Code Proiect: PN-II-ID-JRP-2011-2
"Dynamics of Laser-Induced Periodic Surface Structures" (DYLIPSS)
Contract No. 7RO-FR
The present evolution in laser-induced processing technology is dictated by the development of precise processing
tools that can structure materials with high degree of accuracy.
This essentially requires establishing of new processing technologies on micro and nanoscale.
A recent surge of interest in nanostructured materials stems from the remarkable effects that arise from the so-called
"Laser-Induced-Periodic-Surface -Structure" (LIPSS), namely periodic surface structures arranged on sub-micron scale.
Interesting properties (with applications such as optics, electronics, tribologics…) occur as we increase the dimensions by
varying the topology from a practically smooth surface to a system composed of a periodic arrangement. Self-organization of nanoscale surfaces with application in wettability, laser marking and color coding for
counterfeiting, are several examples of this kind.
Alongside an ample fundamental effort to unravel the so far elusive formation mechanisms is performed worldwide.
In line with these efforts, we propose an investigative approach with dual characteristics:
a dynamical study of primary excitation mechanisms with the potential to interrogate present hypothesis,
secondly a laser control approach is proposed in order to significantly improve the quality of surface structures.
The project is based on a franco-romanian collaboration with expertise in material design by laser engineering.
The partnership has recently started in the framework of Bilateral Cooperation Egide Program "Brâncusi".
Building on this, an approach is proposed in the work packages to improve functionalities to surfaces by laser
nanostructuring. Numerous studies have demonstrated the capabilities of ultrashort laser pulses to perform ripples
on surface and in the bulk of a large class of materials. A strong sensitivity to laser polarization is noted supposedly
due to plasmonic responses but this hypothesis fails to explain all the different observed behaviours.
Several questions and issues remain concerning the wavelength, the orientation and the contrast dependence of the surface
pattern on laser parameters, and the incubation effects. They are still to be solved to optimize the properties of such
periodically ordered systems. A better understanding of all of the different mechanisms (laser coupling, excitation,
and self-arrangement) is needed to control ultra-fast laser action by the appropriate choice of material properties and
laser parameter. The objectives of this 3 year program are to improve our knowledge on their mechanisms of formation to

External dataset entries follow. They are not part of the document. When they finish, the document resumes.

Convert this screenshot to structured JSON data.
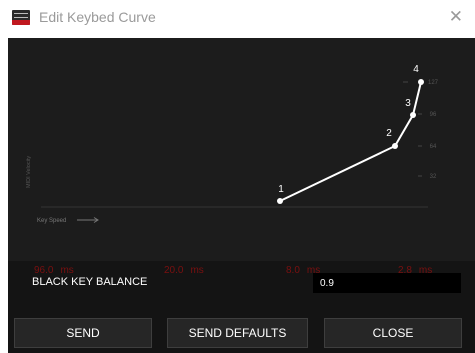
{
  "window": {
    "title": "Edit Keybed Curve",
    "close_glyph": "✕"
  },
  "graph": {
    "y_axis_label": "MIDI Velocity",
    "x_axis_label": "Key Speed",
    "y_ticks": [
      "127",
      "96",
      "64",
      "32"
    ],
    "points": [
      {
        "label": "1",
        "key_speed_ms": "8.0",
        "velocity": 6
      },
      {
        "label": "2",
        "key_speed_ms": "2.8",
        "velocity": 62
      },
      {
        "label": "3",
        "key_speed_ms": "2.8",
        "velocity": 94
      },
      {
        "label": "4",
        "key_speed_ms": "2.8",
        "velocity": 127
      }
    ],
    "curve_color": "#ffffff",
    "background_color": "#1c1c1c"
  },
  "timings": [
    {
      "value": "96.0",
      "unit": "ms"
    },
    {
      "value": "20.0",
      "unit": "ms"
    },
    {
      "value": "8.0",
      "unit": "ms"
    },
    {
      "value": "2.8",
      "unit": "ms"
    }
  ],
  "timing_color": "#7a1010",
  "black_key_balance": {
    "label": "BLACK KEY BALANCE",
    "value": "0.9"
  },
  "buttons": {
    "send": "SEND",
    "send_defaults": "SEND DEFAULTS",
    "close": "CLOSE"
  }
}
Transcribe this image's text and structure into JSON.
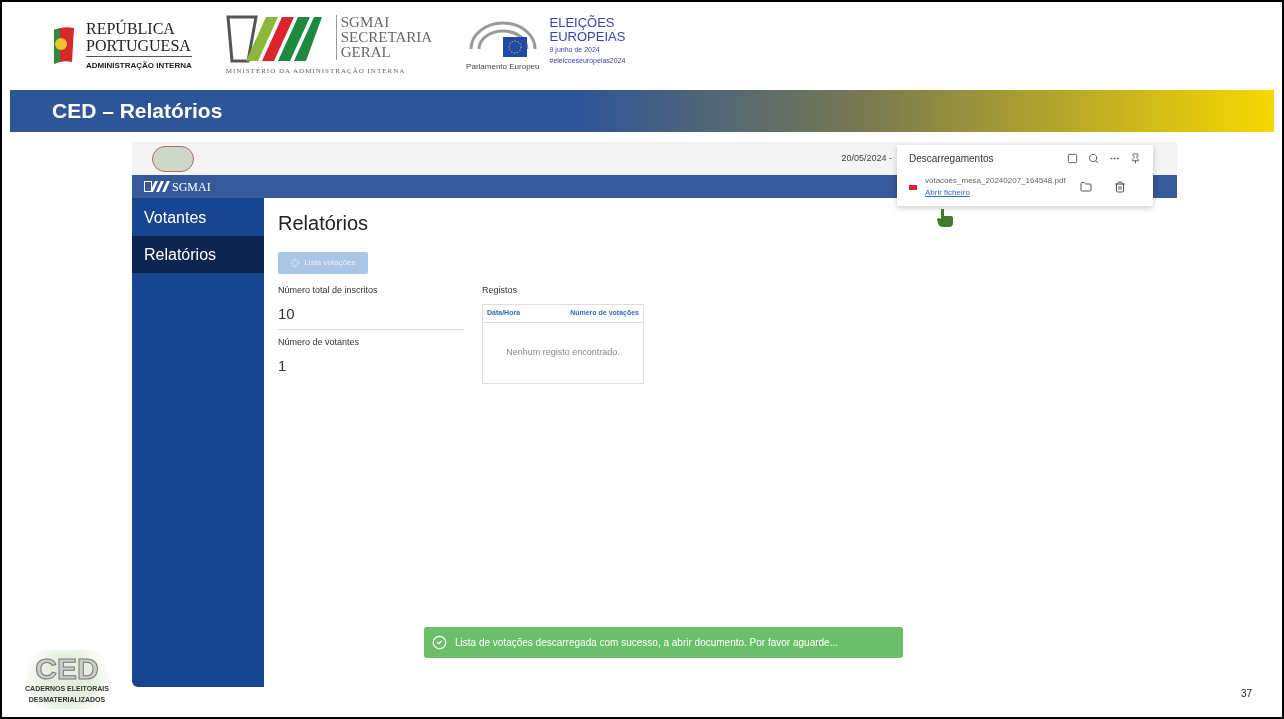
{
  "header": {
    "republica": {
      "line1": "REPÚBLICA",
      "line2": "PORTUGUESA",
      "subtitle": "ADMINISTRAÇÃO INTERNA"
    },
    "sgmai": {
      "line1": "SGMAI",
      "line2": "SECRETARIA",
      "line3": "GERAL",
      "subtitle": "MINISTÉRIO DA ADMINISTRAÇÃO INTERNA"
    },
    "parlamento": {
      "caption": "Parlamento Europeu"
    },
    "eleicoes": {
      "line1": "ELEIÇÕES",
      "line2": "EUROPEIAS",
      "date": "9 junho de 2024",
      "hashtag": "#eleicoeseuropeias2024"
    }
  },
  "slide_title": "CED – Relatórios",
  "app": {
    "top_bar": {
      "date": "20/05/2024 -"
    },
    "brand": "SGMAI",
    "sidebar": [
      {
        "label": "Votantes",
        "selected": false
      },
      {
        "label": "Relatórios",
        "selected": true
      }
    ],
    "page_title": "Relatórios",
    "action_button": {
      "label": "Lista votações",
      "disabled": true
    },
    "stats": [
      {
        "label": "Número total de inscritos",
        "value": "10"
      },
      {
        "label": "Número de votantes",
        "value": "1"
      }
    ],
    "records": {
      "title": "Registos",
      "columns": [
        "Data/Hora",
        "Número de votações"
      ],
      "empty_text": "Nenhum registo encontrado."
    },
    "downloads": {
      "title": "Descarregamentos",
      "file": "votacoes_mesa_20240207_164548.pdf",
      "link": "Abrir ficheiro"
    },
    "toast": {
      "text": "Lista de votações descarregada com sucesso, a abrir documento. Por favor aguarde..."
    }
  },
  "footer_logo": {
    "letters": "CED",
    "line1": "CADERNOS ELEITORAIS",
    "line2": "DESMATERIALIZADOS"
  },
  "page_number": "37"
}
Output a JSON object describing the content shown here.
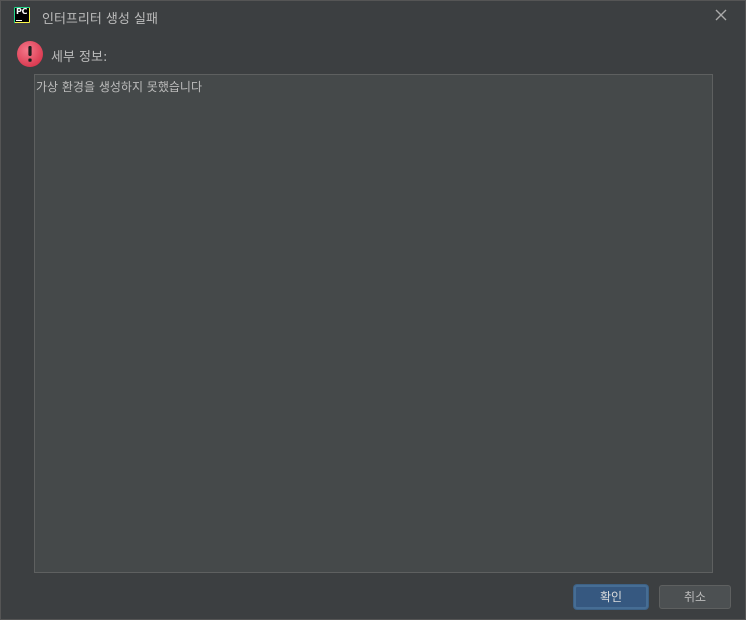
{
  "window": {
    "title": "인터프리터 생성 실패",
    "app_icon": "pycharm-logo",
    "app_icon_text": "PC"
  },
  "dialog": {
    "icon": "error-icon",
    "details_label": "세부 정보:",
    "details_text": "가상 환경을 생성하지 못했습니다"
  },
  "buttons": {
    "ok_label": "확인",
    "cancel_label": "취소"
  },
  "colors": {
    "background": "#3c3f41",
    "text_area": "#45494a",
    "primary_button": "#365880",
    "error": "#e0485a"
  }
}
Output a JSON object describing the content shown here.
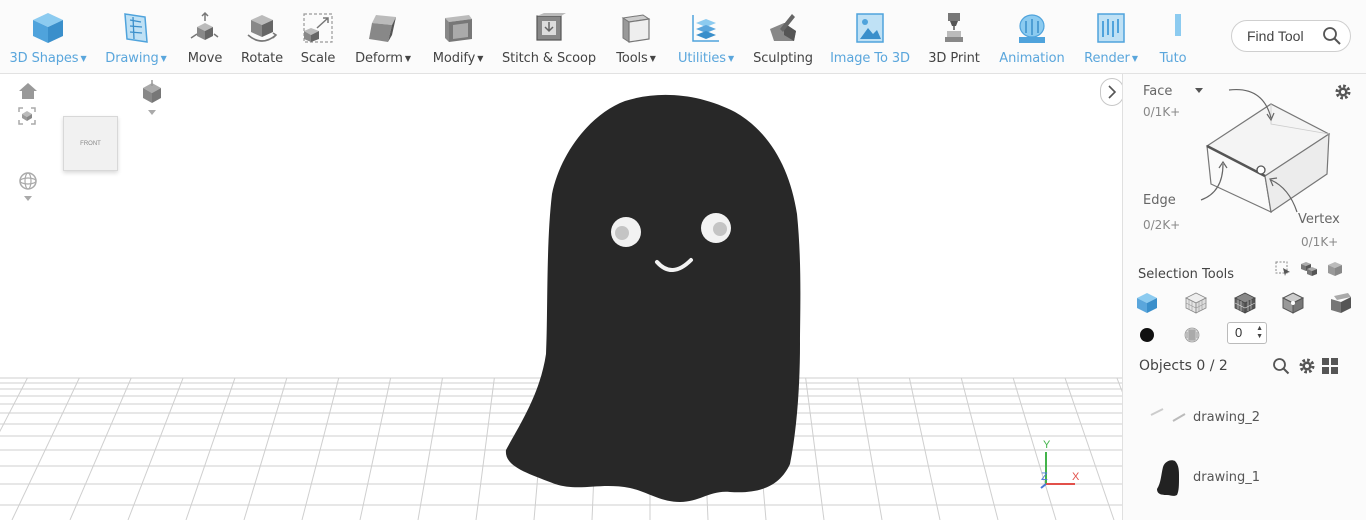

allow us to figure out the ultrafast irradiation conditions to achieve more desired pattern.
Transient optical properties, plasmonic and capillarity effects will be probed in order to adapt the temporal characteristics
of the laser excitation, to the material response.
At the end, the challenge will be to develop a fast and reproducible nanostructuring process,
and to found the limits of such technique in terms of smaller size structure, high contrast and highest accuracy.
The proposal intends to first develop a time-resolved in-situ evaluation means for laser-induced optical change and thermal
effects. A second line of research includes the fundamental aspect deriving from the plasmonic coupling,
the electron-phonon nonequilibrium stage, the subsequent sequence of phase transformation and finally the surface
dynamics via surface tension gradients. A pachet of numerical simulations of the resulting laser effect based on
Quantum Molecular Dynamics and hydrodynamic approach will accompany the study.
Engineering aspects by temporal design of laser fields to control the material excitation and the "self-organization"
of nanoscale surfaces will be considered at the end of the project. Further steps will be taken into transforming
these evaluation/control means into high resolution pulse shaping devices that can be implemented in industrial environments.